Prior to about 1870’s the American Settlers had a tacit respect for the knowledge, skills and achievements of the “Amerinds “. They recognized many of the monuments, standing stones, art works and burial mounds to be similar to those found in their homelands.
As Americans began to “master” nature through technology, this respect for these indigenous peoples began to fail. Their sites were plundered, desecrated and ploughed under.
Hollywood, popular literature and historical revision took hold. Only recently has our respect and admiration returned for these past civilizations, their culture and their reverence for the natural environment which sustained them.
The purpose of the RTHS presentation was to increase the awareness of these matters and to give an overview and extent of past civilizations, with examples which spread from Tallahassee, to the Lower Mississippi, from farmlands of Iowa and southern Manitoba to the floodplains of Ohio, even into Ontario’s Humber Valley and the shores of Rice Lake.
These civilizations, with extensive trade routes across the continent, were sedentary agriculturalist, growing the “Three Sisters” of corn, beans and squash on the rich alluvial soils of the major rivers, providing healthy, well balanced societies.
The Adena peoples built a civilization starting about 500BC. It collapsed around 1 AD.

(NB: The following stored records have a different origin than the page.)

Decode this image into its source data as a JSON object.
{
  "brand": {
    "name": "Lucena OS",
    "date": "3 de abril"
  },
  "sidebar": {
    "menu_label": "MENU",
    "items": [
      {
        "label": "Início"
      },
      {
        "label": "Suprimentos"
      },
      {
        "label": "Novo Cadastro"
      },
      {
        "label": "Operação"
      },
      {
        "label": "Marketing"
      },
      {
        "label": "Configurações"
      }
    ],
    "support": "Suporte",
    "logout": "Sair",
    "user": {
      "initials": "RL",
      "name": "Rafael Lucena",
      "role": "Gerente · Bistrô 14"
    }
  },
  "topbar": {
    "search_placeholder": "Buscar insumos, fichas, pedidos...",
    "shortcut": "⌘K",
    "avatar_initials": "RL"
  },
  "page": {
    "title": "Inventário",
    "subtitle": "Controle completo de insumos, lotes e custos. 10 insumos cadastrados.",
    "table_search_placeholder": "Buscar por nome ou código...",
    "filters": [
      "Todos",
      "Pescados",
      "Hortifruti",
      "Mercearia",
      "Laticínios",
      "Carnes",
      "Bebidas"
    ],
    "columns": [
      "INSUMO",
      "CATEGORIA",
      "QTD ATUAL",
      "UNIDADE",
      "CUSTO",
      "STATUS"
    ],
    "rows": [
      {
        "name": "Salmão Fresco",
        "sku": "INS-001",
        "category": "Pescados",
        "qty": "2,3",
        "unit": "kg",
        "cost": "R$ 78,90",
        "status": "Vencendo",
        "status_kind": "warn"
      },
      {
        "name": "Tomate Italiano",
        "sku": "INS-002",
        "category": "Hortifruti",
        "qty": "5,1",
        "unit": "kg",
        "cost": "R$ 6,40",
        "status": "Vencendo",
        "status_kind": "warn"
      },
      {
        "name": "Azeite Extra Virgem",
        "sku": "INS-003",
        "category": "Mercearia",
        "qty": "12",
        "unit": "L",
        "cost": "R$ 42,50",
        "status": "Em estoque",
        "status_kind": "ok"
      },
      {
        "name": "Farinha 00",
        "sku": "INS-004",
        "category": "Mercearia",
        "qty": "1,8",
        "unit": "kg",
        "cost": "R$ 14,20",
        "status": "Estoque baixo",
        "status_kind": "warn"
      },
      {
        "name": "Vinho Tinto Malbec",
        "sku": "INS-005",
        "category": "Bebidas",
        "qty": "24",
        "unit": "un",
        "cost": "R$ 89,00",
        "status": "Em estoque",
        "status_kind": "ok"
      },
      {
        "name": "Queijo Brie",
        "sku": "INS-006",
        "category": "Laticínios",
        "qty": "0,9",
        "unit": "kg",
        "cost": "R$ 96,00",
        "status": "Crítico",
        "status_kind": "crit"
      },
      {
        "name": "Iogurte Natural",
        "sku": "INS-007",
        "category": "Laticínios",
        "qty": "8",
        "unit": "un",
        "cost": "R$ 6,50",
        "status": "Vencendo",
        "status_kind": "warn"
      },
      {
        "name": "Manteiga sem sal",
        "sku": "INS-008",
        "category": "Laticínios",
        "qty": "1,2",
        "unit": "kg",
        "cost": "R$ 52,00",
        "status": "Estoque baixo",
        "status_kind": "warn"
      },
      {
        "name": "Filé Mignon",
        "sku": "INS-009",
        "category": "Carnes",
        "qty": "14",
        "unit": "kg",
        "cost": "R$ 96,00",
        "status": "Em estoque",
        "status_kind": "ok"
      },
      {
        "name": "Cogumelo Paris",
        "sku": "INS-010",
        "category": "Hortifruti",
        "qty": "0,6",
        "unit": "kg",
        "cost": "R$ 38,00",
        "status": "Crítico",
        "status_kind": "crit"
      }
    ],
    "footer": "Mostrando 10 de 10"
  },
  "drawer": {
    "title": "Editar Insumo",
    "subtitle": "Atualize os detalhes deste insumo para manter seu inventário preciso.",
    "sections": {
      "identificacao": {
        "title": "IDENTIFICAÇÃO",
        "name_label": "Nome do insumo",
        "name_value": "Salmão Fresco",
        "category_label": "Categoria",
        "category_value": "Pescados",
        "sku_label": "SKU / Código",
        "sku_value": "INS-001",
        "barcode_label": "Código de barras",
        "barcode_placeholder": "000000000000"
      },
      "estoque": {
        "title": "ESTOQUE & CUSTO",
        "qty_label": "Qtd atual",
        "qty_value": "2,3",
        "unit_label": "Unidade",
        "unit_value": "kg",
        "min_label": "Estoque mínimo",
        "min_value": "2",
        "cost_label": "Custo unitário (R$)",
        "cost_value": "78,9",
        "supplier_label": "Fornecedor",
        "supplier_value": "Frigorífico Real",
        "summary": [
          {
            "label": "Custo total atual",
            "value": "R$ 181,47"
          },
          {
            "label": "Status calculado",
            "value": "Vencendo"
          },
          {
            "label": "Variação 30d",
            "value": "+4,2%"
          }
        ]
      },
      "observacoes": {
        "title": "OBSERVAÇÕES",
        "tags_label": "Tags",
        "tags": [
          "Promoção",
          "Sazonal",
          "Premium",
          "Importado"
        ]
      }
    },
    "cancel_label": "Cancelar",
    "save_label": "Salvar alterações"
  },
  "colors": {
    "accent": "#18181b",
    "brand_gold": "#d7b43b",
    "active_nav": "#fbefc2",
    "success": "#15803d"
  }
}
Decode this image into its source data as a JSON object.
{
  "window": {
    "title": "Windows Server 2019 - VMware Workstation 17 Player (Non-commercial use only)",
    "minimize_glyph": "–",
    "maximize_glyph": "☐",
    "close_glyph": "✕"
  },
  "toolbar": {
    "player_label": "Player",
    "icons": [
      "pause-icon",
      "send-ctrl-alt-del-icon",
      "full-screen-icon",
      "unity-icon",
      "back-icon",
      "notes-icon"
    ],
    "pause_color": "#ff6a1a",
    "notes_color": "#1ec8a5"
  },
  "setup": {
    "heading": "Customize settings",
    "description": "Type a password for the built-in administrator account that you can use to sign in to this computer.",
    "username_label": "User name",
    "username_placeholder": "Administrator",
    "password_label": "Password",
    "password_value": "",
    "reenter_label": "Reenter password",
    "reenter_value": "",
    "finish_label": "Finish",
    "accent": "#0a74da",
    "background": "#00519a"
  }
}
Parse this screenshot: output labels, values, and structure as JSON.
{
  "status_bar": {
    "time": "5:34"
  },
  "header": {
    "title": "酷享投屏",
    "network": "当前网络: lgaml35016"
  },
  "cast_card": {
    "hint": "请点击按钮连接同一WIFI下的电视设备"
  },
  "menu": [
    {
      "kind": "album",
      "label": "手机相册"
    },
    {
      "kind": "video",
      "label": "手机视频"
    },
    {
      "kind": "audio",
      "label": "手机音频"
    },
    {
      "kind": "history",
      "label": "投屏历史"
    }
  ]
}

The Hopewell (Woodland) culture evolved about 100 BC lasting 500 years.